Shenandoah and Frederick counties are moving in the right direction by centralizing volunteer fire departments under one chief. Instead of volunteer companies each tackling recruitment, retention, response times and other issues common to all, it’s just smarter to work together with oversight from a county chief.
Shenandoah County supervisors last week approved a plan to create an organization with county Fire and Rescue Chief Tim Williams at the helm, while supervisors in Frederick County have yet to vote on their plan.
These strategic plans are not without controversy.
Shenandoah County Supervisor Richard Walker raised concerns at last week’s Board of Supervisors meeting about the centralization, noting that he would like to see the plan accepted by all of the volunteer departments. Board Chairman Conrad Helsley responded that every department had a chance to provide input into the plan. “Every department was invited to come and participate,” he said. “Most of them did; some of them did not.”
Stephens City and Middletown officials are holding a joint meeting today to voice their concerns about a fire and rescue study commissioned by Frederick County.
There is an emotional element in centralizing. Volunteer companies have independently manned and maintained their departments for decades. Entire families have proudly served their communities through these departments, saving their neighbors’ lives and structures as well as raising funds to continue doing so. But there have been some problems, as well, from difficulty in finding enough volunteers to raising funds to misconduct by department members.

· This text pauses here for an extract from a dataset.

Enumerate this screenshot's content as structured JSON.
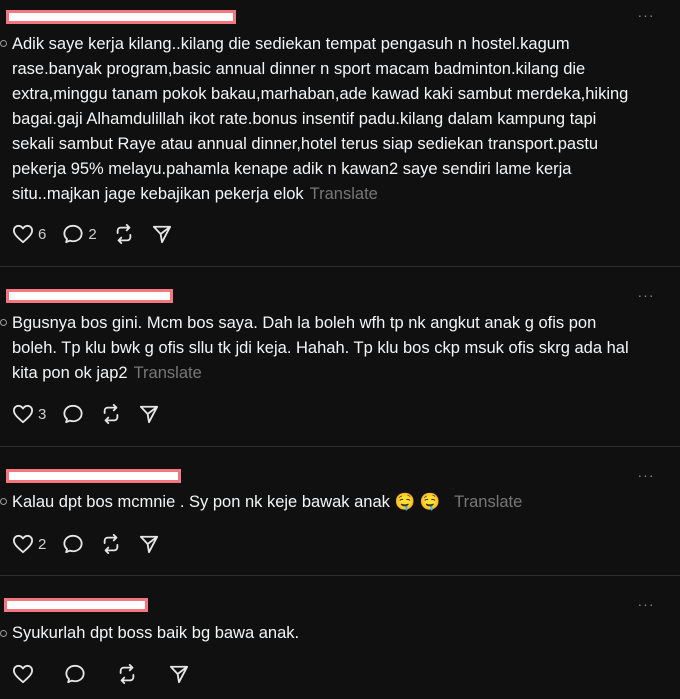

This move to centralization is a positive step forward in protecting our communities.